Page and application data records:
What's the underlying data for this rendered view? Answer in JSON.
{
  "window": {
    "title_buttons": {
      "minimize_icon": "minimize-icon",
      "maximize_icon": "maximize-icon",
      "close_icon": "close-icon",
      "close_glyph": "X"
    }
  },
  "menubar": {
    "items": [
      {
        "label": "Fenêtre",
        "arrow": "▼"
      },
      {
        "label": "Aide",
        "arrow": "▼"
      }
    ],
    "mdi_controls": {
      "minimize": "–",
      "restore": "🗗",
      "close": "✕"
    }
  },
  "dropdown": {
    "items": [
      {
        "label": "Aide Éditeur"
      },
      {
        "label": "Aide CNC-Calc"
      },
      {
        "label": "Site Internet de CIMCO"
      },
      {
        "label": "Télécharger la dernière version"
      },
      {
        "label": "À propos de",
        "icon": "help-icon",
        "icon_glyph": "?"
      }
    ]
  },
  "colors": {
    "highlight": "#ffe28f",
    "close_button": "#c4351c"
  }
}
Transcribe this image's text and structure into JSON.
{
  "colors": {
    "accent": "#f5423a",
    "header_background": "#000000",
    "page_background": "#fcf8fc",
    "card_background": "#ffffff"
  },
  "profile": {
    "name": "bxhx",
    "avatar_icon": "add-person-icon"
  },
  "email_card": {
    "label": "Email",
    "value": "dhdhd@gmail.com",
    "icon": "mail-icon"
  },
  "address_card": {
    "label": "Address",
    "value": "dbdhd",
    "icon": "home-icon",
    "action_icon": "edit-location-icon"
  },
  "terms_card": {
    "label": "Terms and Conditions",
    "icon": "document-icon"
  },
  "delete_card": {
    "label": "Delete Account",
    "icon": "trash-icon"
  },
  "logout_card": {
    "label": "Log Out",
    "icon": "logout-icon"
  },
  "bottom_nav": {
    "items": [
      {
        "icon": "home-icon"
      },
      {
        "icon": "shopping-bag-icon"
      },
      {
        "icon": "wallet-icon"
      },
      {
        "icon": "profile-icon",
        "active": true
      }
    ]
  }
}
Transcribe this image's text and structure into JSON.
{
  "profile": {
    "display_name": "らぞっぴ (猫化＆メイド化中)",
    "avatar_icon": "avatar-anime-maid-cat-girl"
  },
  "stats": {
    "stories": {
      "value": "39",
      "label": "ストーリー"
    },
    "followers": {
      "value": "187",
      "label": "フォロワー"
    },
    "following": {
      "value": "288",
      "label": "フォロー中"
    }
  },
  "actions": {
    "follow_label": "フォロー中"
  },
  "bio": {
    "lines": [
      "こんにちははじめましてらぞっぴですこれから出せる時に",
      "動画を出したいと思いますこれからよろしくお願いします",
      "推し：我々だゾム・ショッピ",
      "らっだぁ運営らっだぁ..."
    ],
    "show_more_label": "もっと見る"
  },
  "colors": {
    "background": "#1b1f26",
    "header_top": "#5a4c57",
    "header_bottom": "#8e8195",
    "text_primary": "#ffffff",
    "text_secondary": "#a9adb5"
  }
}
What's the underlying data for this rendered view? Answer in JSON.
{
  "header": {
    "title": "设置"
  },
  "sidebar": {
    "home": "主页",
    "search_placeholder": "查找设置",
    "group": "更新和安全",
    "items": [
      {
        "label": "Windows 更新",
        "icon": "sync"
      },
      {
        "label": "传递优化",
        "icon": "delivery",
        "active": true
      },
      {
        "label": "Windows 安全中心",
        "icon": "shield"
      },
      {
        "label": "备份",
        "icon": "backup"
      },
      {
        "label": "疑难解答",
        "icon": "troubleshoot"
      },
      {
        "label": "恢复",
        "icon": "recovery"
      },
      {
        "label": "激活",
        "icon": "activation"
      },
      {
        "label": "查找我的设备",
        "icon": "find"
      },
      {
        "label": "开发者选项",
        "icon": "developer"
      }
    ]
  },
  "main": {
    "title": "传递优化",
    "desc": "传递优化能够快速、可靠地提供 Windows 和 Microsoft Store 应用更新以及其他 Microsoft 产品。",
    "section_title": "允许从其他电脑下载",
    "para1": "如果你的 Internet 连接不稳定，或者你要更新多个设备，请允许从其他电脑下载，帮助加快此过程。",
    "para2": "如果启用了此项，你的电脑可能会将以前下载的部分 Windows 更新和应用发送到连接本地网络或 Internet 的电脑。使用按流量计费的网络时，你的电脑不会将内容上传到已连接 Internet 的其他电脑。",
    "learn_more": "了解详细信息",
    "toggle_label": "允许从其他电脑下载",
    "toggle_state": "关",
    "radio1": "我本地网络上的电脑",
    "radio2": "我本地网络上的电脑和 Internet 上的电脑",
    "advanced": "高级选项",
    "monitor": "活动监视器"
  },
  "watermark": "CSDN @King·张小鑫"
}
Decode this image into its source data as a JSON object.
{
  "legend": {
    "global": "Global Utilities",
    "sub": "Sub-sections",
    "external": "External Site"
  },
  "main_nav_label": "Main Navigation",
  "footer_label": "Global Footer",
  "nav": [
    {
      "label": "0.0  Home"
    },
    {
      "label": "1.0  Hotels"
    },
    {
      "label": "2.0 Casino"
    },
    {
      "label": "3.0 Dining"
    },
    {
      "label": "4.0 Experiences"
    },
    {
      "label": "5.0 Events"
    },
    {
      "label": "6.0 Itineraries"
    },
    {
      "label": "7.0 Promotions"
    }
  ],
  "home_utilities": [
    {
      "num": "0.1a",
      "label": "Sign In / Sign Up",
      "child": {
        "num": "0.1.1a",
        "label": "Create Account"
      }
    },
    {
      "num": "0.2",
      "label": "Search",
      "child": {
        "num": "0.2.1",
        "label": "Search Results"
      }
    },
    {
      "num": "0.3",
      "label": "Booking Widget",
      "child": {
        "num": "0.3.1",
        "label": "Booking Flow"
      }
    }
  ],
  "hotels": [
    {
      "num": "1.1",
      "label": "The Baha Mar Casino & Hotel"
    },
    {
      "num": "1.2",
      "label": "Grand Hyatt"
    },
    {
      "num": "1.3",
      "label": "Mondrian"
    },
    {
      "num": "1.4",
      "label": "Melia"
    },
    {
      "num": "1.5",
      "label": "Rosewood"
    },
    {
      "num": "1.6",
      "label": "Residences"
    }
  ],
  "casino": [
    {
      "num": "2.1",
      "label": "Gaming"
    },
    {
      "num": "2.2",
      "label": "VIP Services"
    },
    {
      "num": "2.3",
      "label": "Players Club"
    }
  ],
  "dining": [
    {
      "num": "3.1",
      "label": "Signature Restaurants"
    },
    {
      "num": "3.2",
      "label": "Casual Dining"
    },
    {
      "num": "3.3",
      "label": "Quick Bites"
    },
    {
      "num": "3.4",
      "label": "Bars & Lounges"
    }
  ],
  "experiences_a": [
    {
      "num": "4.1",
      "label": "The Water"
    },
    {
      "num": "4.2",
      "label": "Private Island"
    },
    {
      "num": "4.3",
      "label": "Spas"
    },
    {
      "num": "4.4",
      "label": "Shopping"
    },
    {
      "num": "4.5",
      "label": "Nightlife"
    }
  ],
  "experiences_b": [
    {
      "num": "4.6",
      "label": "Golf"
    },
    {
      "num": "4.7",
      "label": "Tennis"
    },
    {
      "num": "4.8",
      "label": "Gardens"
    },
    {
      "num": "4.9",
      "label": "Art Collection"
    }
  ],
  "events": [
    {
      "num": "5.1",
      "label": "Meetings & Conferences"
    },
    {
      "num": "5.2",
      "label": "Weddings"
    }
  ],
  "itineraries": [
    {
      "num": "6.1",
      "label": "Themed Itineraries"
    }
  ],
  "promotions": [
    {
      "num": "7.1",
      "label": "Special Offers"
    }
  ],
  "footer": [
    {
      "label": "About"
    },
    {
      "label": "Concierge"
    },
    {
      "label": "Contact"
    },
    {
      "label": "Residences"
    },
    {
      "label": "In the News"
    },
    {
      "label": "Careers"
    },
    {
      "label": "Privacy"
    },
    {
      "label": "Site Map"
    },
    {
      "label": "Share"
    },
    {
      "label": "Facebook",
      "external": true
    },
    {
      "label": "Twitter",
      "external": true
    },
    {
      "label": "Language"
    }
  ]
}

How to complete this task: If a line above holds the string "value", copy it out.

Output of the task:
    "value": "dhdhd@gmail.com",
    "value": "dbdhd",
      "value": "39",
      "value": "187",
      "value": "288",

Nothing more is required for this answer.